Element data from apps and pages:
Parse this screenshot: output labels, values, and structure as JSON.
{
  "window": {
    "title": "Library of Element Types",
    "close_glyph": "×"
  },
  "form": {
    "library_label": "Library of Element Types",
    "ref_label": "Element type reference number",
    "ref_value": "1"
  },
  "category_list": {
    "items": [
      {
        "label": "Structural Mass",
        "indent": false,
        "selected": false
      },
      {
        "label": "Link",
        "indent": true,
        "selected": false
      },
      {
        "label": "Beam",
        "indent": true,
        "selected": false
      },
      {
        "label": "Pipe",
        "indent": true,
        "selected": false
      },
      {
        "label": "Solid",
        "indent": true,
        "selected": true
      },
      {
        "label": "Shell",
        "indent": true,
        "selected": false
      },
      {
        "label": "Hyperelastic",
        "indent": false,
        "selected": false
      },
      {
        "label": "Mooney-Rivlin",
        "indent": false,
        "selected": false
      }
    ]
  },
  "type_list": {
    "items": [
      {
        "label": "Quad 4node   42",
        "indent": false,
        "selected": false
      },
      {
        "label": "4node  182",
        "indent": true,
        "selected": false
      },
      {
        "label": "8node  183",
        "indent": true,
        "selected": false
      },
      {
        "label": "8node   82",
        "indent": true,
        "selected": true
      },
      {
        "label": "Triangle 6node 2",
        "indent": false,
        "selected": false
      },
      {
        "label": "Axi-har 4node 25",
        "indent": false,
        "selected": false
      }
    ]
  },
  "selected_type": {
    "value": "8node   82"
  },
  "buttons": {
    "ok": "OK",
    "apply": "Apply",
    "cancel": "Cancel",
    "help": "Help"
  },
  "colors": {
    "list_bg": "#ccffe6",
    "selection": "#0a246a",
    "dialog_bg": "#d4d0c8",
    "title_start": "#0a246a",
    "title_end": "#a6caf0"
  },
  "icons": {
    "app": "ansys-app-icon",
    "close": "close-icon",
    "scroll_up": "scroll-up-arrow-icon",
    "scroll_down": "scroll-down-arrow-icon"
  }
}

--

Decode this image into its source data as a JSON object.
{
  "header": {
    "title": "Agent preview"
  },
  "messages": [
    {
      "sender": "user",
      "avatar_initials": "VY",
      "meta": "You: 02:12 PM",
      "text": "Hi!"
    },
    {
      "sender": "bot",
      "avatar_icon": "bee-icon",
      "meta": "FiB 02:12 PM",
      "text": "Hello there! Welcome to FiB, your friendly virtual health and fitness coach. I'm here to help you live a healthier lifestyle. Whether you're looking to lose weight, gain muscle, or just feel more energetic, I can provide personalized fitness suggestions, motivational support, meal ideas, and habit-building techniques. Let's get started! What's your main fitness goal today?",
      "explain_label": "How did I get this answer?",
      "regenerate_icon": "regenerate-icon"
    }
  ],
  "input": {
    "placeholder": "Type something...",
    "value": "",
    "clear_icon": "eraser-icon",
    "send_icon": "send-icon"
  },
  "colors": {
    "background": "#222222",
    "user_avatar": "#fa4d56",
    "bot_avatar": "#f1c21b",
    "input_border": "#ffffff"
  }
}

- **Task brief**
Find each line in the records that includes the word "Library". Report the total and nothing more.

- **Reply to the task**
2